━━ Record excerpts ━━

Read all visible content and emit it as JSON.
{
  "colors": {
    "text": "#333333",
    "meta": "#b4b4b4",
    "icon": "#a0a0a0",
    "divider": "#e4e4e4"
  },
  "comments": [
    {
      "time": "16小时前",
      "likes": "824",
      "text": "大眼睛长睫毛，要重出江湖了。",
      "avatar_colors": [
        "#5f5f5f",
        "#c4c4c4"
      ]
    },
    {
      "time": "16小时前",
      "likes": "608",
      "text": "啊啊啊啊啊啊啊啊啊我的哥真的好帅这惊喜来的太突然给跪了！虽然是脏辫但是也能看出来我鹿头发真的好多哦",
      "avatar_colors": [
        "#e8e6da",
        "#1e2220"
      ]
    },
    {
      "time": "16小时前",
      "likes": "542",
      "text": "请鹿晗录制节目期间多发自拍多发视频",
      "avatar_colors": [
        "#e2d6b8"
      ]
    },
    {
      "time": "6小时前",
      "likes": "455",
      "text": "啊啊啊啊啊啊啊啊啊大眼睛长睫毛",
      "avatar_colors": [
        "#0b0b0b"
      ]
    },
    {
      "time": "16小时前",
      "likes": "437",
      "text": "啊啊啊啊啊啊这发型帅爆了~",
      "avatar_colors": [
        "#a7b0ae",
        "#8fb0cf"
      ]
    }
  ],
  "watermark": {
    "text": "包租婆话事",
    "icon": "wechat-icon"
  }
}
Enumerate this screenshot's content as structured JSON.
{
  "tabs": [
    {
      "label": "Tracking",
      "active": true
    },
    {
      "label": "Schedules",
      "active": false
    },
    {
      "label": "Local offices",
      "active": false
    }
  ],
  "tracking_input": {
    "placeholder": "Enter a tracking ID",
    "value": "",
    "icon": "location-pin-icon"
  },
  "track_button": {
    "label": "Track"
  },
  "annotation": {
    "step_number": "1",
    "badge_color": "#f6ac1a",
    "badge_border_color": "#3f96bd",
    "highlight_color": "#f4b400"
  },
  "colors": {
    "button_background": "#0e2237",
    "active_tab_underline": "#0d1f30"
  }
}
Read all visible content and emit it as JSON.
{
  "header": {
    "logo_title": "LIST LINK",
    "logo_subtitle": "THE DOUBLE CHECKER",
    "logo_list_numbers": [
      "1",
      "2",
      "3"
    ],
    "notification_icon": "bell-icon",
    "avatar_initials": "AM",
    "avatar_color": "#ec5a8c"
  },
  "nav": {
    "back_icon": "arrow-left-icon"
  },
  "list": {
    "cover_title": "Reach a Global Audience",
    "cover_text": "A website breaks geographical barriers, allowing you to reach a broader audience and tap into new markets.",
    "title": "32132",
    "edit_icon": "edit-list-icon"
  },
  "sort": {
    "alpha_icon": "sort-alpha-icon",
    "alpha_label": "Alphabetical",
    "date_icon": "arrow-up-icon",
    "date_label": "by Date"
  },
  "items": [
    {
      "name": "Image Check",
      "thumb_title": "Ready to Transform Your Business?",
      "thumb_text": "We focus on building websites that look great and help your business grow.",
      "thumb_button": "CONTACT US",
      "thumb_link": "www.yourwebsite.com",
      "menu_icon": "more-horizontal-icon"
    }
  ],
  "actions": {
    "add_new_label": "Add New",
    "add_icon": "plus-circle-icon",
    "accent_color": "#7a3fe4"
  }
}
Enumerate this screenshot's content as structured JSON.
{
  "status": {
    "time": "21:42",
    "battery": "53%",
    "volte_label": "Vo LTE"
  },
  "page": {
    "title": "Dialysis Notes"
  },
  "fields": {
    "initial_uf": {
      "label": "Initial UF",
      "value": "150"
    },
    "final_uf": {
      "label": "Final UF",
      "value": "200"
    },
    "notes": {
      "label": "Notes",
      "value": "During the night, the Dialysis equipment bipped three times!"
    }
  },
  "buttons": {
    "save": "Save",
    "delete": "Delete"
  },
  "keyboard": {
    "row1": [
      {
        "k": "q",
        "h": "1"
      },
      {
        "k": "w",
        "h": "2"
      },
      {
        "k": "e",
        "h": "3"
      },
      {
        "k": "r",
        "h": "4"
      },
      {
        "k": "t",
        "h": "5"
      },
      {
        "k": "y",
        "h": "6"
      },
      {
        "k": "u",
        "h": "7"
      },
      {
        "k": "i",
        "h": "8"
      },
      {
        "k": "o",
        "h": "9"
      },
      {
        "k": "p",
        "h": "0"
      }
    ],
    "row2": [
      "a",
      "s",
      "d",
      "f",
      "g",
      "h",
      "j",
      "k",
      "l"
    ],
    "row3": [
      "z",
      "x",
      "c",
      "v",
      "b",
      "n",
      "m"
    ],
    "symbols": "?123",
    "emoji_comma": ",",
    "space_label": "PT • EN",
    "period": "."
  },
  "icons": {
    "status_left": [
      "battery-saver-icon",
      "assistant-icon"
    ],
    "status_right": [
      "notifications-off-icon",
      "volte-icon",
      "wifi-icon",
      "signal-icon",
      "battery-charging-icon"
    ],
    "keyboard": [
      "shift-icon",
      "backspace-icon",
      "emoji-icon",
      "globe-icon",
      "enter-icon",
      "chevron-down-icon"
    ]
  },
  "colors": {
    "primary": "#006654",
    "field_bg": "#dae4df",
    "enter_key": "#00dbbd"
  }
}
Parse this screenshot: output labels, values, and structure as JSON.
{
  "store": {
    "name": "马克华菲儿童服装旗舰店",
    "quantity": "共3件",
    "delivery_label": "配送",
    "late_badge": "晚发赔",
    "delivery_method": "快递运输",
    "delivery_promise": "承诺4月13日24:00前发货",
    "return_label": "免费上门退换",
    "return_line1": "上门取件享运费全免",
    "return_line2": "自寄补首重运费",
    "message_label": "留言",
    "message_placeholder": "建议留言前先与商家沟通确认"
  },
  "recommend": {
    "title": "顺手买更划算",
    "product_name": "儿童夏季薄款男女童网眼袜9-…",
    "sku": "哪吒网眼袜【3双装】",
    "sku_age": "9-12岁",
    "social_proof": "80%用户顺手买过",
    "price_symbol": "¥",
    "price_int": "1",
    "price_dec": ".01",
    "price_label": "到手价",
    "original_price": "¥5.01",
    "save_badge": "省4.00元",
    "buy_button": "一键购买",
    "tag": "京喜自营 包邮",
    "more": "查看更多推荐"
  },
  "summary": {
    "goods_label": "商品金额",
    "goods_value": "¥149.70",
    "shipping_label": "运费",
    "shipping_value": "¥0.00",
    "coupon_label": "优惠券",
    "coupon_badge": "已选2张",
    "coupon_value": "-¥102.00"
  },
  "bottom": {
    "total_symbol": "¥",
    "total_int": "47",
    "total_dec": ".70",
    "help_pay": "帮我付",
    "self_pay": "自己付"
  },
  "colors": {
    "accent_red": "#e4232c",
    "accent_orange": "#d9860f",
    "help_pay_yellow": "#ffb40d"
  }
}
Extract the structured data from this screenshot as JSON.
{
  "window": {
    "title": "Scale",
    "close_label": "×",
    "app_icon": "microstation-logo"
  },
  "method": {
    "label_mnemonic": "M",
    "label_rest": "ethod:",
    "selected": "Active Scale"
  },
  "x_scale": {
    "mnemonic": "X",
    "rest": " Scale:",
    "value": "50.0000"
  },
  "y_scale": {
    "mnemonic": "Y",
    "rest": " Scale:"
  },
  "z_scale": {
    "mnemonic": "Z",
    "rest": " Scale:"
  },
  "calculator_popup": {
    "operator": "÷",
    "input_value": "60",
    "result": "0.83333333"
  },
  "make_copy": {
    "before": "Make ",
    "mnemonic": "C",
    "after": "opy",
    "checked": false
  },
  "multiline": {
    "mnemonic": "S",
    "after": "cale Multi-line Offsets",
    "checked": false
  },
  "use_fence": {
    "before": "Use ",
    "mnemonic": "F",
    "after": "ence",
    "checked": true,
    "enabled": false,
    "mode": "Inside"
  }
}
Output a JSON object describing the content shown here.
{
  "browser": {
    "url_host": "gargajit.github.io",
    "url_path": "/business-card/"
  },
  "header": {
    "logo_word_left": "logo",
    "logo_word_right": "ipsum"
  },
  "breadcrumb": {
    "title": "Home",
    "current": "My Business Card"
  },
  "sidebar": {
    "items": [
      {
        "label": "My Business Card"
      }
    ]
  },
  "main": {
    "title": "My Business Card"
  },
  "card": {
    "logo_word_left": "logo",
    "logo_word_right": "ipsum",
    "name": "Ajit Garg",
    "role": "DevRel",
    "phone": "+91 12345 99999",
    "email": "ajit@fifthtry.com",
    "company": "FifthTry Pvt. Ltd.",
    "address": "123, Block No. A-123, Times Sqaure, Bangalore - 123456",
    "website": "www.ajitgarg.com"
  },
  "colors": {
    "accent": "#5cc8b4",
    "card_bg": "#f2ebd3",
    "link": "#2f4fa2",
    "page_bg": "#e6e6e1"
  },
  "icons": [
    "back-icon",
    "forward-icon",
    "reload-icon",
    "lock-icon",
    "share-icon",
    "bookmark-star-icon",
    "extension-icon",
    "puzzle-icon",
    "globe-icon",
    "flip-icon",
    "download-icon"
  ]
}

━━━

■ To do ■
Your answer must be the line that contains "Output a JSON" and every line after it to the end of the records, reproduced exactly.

■ Reply ■
Output a JSON object describing the content shown here.
{
  "browser": {
    "url_host": "gargajit.github.io",
    "url_path": "/business-card/"
  },
  "header": {
    "logo_word_left": "logo",
    "logo_word_right": "ipsum"
  },
  "breadcrumb": {
    "title": "Home",
    "current": "My Business Card"
  },
  "sidebar": {
    "items": [
      {
        "label": "My Business Card"
      }
    ]
  },
  "main": {
    "title": "My Business Card"
  },
  "card": {
    "logo_word_left": "logo",
    "logo_word_right": "ipsum",
    "name": "Ajit Garg",
    "role": "DevRel",
    "phone": "+91 12345 99999",
    "email": "ajit@fifthtry.com",
    "company": "FifthTry Pvt. Ltd.",
    "address": "123, Block No. A-123, Times Sqaure, Bangalore - 123456",
    "website": "www.ajitgarg.com"
  },
  "colors": {
    "accent": "#5cc8b4",
    "card_bg": "#f2ebd3",
    "link": "#2f4fa2",
    "page_bg": "#e6e6e1"
  },
  "icons": [
    "back-icon",
    "forward-icon",
    "reload-icon",
    "lock-icon",
    "share-icon",
    "bookmark-star-icon",
    "extension-icon",
    "puzzle-icon",
    "globe-icon",
    "flip-icon",
    "download-icon"
  ]
}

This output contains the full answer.